LEXINGTON, Ky. (WTVQ / UK Public Relations) – In the summer of 2020, Kenton Sena, a professor at Lewis Honors College at the University of Kentucky, and his team of undergraduate research assistants studied trees natives in Lexington, which were planted as part of the city’s Reforest the Bluegrass program. The objective of the project was to assess whether the trees were successfully establishing and growing to form a canopy.
In the process, the group also found that invasive plants, such as Amur honeysuckle and callused pear, were abundant in the underlying vegetation layer of urban forests. These discoveries marked the start of what could become a productive new partnership between the Urban Forestry Department of the Lexington-Fayette Urban County Government and the Forestry Club of the College of Agriculture, Food and the Environment. .
On October 16, the Forestry Club helped remove invasive plants from Masterson Station Park in Lexington during UK CAFE Tree Week. The program was the first of a multi-event partnership between LFUCG, UK CAFE and Lewis Honors College to improve the city’s urban areas.
“I think our working day went very well and was very successful,” said Sena, who received her Masters and PhD from CAFE’s Forestry and Natural Resources Department. “I’m really looking forward to seeing some of the projects that can come out of a UK partnership with LFUCG Urban Forestry.
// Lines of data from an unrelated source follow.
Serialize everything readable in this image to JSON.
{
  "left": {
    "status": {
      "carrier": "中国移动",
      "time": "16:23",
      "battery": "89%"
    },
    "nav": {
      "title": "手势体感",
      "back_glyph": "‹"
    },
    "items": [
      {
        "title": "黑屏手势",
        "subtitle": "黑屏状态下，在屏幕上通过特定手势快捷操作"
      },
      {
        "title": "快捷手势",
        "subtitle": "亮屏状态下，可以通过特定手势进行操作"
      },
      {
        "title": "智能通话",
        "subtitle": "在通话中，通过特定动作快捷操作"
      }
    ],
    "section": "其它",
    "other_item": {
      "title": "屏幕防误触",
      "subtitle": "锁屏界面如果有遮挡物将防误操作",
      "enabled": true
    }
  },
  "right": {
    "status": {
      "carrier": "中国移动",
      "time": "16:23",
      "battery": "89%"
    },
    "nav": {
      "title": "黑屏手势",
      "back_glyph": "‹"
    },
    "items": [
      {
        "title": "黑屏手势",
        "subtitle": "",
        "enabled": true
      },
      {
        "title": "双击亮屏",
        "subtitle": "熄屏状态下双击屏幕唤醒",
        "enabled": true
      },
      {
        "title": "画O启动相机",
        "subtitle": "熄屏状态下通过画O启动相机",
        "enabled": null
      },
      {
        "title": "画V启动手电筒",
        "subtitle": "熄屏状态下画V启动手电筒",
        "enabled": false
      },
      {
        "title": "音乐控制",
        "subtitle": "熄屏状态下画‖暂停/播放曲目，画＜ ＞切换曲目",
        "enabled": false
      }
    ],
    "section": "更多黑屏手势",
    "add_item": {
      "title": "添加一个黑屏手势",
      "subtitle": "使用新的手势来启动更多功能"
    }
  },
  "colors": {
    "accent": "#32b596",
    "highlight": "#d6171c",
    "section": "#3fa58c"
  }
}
I think whatever comes of it will be great for the forests of Lexington. “
The partnership plans to establish at least four annual collaborative programs.
The first project begins in January with another invasive species removal activity. An annual program will begin with an invasive species removal project in early spring, followed by the traditional Reforest Bluegrass in April, which focuses on planting native trees in the area. Every year since 1999, Reforest the Bluegrass has planted trees throughout Lexington, resulting in the reforestation of more than 20 sites around the city by 2020. In early fall, another species elimination project invasive will occur.
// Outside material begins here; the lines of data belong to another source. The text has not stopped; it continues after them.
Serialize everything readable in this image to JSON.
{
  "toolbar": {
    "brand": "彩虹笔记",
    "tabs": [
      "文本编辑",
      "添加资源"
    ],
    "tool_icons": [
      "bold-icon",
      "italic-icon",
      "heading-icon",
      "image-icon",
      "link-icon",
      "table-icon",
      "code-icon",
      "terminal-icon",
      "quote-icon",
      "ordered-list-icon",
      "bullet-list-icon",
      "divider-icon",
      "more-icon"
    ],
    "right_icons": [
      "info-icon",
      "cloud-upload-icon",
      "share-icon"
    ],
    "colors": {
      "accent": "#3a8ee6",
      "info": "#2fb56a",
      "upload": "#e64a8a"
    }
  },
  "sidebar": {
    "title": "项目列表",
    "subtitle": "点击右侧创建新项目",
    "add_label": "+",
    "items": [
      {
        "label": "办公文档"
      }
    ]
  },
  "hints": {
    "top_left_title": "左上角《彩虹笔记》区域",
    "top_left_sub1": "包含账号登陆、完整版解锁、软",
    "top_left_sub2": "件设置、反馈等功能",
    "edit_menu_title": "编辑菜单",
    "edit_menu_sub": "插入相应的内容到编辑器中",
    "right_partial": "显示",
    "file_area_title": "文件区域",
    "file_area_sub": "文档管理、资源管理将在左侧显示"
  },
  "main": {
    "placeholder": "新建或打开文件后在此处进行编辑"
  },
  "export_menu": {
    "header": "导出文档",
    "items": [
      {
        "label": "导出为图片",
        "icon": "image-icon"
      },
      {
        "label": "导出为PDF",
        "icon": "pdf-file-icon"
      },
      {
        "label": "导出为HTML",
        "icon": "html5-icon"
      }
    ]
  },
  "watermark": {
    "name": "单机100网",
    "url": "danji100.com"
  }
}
In late fall, the club will focus on a “Nursery Digging and Subplanting Day,” which will focus on excavating trees and shrubs in an LFUCG nursery and planting them in. some Reforest the Bluegrass sites around town.
“Sub-planting is the key to this type of work,” Sena said. “If you remove invasive plants but don’t plant anything in their place, invasive species are likely to grow back. Current field research suggests that planting native undergrowth trees and shrubs after removing invasive plants helps improve the diversity of native species at the site and reduces the likelihood of invasive species regrowing.
From learning different trades and using unique tools to networking with community members, students benefit from this type of project.
In collaboration, students can build their professional network, help solve a community problem, and practice their skills in a real context. Undergraduates participating in it can interact with graduate students, community members active in local environmental service work, local government employees, university professors, and professional arborists.
“Unfortunately, COVID has prevented us from participating in many events over the past year and a half,” said Nate Hooven, chairman of the Graduate Students’ Association at the UK Department of Forestry and Natural Resources. “However, we are delighted to be working with LFUCG in the future as these events provide opportunities to be active in the Lexington community and gain hands-on experience in forest and invasive species management.”
Senna said that while it creates a rich space to meet new people, learn about the community and share ideas, it also allows students to help solve a real community problem.
“It will take a concerted community effort to manage our forests against invasive species,” he said. “Students get hands-on experience in the practice of plant identification, using tools like loppers and hand saws to cut invasive species, and dragging and stacking brushwood. These programs are an excellent experiential complement to students’ classroom educational experiences.